What is meant by Rotary Incremental Encoder Index Pulse "Gating"?
May 7, 2020
An INDEX PULSE is a digital signal generated from an incremental encoder on an individual output channel, once per revolution. This unique pulse may be used for several purposes:
- In conjunction with a counter, it can be used to track the total number of shaft rotations.
- It may be used to reset a counter if it must be reset to zero once per encoder shaft revolution.
- Most commonly, it is used in servo motor applications that require total system synchronization. It is in effect a position verification pulse used to ensure that sensor feedback, motor controller and the related equipment are all working together properly to control speed, acceleration or the position once per revolution.
- The pulse can be used to return a system to a known physical alignment position.
- The pulse can be used to improve encoder and system accuracy.
The width of the index pulse, also referred to as the Z channel, relative to the A and B channels can vary from 360 electrical degrees 90 electrical degrees. An index pulse should never be wider than two rising edges of either the A or B channel pulses.

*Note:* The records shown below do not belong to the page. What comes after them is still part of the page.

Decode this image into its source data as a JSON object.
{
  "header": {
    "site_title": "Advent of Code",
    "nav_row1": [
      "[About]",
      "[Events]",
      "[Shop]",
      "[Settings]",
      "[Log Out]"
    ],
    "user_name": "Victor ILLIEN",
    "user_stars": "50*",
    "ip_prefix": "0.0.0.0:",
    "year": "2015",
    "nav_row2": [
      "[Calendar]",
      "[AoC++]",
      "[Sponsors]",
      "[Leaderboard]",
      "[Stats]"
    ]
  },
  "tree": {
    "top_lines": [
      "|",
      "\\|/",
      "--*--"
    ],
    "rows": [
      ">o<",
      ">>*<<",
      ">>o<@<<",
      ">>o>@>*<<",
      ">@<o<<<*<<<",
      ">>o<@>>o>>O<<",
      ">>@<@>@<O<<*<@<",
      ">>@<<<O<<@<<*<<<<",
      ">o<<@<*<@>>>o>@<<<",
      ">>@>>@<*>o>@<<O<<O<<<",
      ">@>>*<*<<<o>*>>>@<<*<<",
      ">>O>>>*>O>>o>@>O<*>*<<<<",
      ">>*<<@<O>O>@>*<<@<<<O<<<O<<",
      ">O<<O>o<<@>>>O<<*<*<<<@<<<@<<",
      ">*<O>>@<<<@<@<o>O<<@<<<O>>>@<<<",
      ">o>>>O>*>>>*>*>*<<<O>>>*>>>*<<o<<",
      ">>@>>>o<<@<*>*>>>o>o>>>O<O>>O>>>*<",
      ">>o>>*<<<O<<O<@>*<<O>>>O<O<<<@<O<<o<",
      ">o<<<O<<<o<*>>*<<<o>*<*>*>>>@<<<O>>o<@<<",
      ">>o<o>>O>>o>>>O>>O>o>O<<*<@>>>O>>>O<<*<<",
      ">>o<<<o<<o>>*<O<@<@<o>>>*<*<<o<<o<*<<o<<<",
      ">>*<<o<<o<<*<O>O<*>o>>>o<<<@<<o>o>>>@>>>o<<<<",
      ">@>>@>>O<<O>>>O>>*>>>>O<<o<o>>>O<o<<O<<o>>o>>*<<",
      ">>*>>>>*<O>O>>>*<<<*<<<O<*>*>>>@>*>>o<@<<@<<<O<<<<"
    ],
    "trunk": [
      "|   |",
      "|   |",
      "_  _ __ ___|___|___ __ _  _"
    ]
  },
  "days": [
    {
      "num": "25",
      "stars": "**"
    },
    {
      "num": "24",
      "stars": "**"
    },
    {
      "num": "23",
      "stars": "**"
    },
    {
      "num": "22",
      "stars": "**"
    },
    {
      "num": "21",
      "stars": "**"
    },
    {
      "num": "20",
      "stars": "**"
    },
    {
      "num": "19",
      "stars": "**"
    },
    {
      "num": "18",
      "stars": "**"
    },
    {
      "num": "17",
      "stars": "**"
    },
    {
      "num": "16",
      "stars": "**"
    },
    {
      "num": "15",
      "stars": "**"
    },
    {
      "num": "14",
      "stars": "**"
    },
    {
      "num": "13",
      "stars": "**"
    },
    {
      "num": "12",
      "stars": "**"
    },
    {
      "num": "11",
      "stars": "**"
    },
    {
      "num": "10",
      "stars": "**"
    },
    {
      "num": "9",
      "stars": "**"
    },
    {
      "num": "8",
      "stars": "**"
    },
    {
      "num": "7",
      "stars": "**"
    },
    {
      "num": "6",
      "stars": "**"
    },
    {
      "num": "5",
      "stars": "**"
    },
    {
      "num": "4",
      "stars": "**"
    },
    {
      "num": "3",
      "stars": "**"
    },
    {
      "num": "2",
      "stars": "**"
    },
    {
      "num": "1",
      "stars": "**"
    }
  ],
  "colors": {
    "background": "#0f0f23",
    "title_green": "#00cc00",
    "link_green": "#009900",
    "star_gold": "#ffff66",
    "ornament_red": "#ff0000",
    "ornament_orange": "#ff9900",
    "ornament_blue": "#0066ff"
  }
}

An ungated index is the widest option for an index pulse. This pulse is typically referred to as 360 electrical degrees and has a maximum width of 540 electrical degrees.
A gated index pulse is used to improve system accuracy but also requires the system to be able to read the Z channel at a faster rate. Gating is the truncating of the Z pulse’s width. Gating comes in either 180 or 90 electrical degrees. Users have many options how the Z pulse is gated to the A and/or B channels. Index gated to 180 degrees is either linked to A or B in their high state or to A or B in their low state. Index gated to 90 degrees has the options of gating Z pulse to A and B in their high state or A and B in their low state.